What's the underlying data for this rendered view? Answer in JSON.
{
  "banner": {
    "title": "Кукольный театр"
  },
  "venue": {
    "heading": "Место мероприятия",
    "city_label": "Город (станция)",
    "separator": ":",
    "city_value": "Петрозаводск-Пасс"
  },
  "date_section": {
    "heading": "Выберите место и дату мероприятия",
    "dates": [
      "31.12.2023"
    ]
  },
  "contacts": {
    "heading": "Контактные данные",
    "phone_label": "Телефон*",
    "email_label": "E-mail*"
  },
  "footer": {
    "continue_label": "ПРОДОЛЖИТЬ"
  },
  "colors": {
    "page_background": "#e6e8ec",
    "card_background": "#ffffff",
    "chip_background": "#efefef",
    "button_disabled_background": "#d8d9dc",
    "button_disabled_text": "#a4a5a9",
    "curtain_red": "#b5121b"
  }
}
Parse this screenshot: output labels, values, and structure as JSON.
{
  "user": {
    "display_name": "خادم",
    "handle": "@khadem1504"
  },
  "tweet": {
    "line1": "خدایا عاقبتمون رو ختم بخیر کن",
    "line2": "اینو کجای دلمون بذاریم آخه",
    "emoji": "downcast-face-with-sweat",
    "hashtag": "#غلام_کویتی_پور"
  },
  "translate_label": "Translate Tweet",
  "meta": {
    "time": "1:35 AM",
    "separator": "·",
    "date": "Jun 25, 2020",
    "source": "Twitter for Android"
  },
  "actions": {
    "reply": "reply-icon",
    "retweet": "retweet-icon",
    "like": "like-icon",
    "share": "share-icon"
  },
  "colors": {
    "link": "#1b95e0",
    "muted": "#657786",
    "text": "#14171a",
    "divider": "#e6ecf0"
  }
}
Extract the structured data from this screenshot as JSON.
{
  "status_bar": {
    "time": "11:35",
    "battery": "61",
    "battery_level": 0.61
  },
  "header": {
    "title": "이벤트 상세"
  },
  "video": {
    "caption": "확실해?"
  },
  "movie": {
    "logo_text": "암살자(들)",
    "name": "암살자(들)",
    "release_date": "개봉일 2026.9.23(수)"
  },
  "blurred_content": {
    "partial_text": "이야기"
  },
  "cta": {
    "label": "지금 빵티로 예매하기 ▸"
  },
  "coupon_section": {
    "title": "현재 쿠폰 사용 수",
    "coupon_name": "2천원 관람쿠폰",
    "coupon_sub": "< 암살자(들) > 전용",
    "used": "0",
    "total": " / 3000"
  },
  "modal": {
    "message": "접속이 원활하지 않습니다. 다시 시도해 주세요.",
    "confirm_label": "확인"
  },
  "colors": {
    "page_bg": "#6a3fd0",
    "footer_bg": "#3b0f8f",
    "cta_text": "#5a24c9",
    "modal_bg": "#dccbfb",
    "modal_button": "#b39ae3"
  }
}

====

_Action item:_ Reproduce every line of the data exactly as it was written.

_Exercise solution:_
What's the underlying data for this rendered view? Answer in JSON.
{
  "banner": {
    "title": "Кукольный театр"
  },
  "venue": {
    "heading": "Место мероприятия",
    "city_label": "Город (станция)",
    "separator": ":",
    "city_value": "Петрозаводск-Пасс"
  },
  "date_section": {
    "heading": "Выберите место и дату мероприятия",
    "dates": [
      "31.12.2023"
    ]
  },
  "contacts": {
    "heading": "Контактные данные",
    "phone_label": "Телефон*",
    "email_label": "E-mail*"
  },
  "footer": {
    "continue_label": "ПРОДОЛЖИТЬ"
  },
  "colors": {
    "page_background": "#e6e8ec",
    "card_background": "#ffffff",
    "chip_background": "#efefef",
    "button_disabled_background": "#d8d9dc",
    "button_disabled_text": "#a4a5a9",
    "curtain_red": "#b5121b"
  }
}
Parse this screenshot: output labels, values, and structure as JSON.
{
  "user": {
    "display_name": "خادم",
    "handle": "@khadem1504"
  },
  "tweet": {
    "line1": "خدایا عاقبتمون رو ختم بخیر کن",
    "line2": "اینو کجای دلمون بذاریم آخه",
    "emoji": "downcast-face-with-sweat",
    "hashtag": "#غلام_کویتی_پور"
  },
  "translate_label": "Translate Tweet",
  "meta": {
    "time": "1:35 AM",
    "separator": "·",
    "date": "Jun 25, 2020",
    "source": "Twitter for Android"
  },
  "actions": {
    "reply": "reply-icon",
    "retweet": "retweet-icon",
    "like": "like-icon",
    "share": "share-icon"
  },
  "colors": {
    "link": "#1b95e0",
    "muted": "#657786",
    "text": "#14171a",
    "divider": "#e6ecf0"
  }
}
Extract the structured data from this screenshot as JSON.
{
  "status_bar": {
    "time": "11:35",
    "battery": "61",
    "battery_level": 0.61
  },
  "header": {
    "title": "이벤트 상세"
  },
  "video": {
    "caption": "확실해?"
  },
  "movie": {
    "logo_text": "암살자(들)",
    "name": "암살자(들)",
    "release_date": "개봉일 2026.9.23(수)"
  },
  "blurred_content": {
    "partial_text": "이야기"
  },
  "cta": {
    "label": "지금 빵티로 예매하기 ▸"
  },
  "coupon_section": {
    "title": "현재 쿠폰 사용 수",
    "coupon_name": "2천원 관람쿠폰",
    "coupon_sub": "< 암살자(들) > 전용",
    "used": "0",
    "total": " / 3000"
  },
  "modal": {
    "message": "접속이 원활하지 않습니다. 다시 시도해 주세요.",
    "confirm_label": "확인"
  },
  "colors": {
    "page_bg": "#6a3fd0",
    "footer_bg": "#3b0f8f",
    "cta_text": "#5a24c9",
    "modal_bg": "#dccbfb",
    "modal_button": "#b39ae3"
  }
}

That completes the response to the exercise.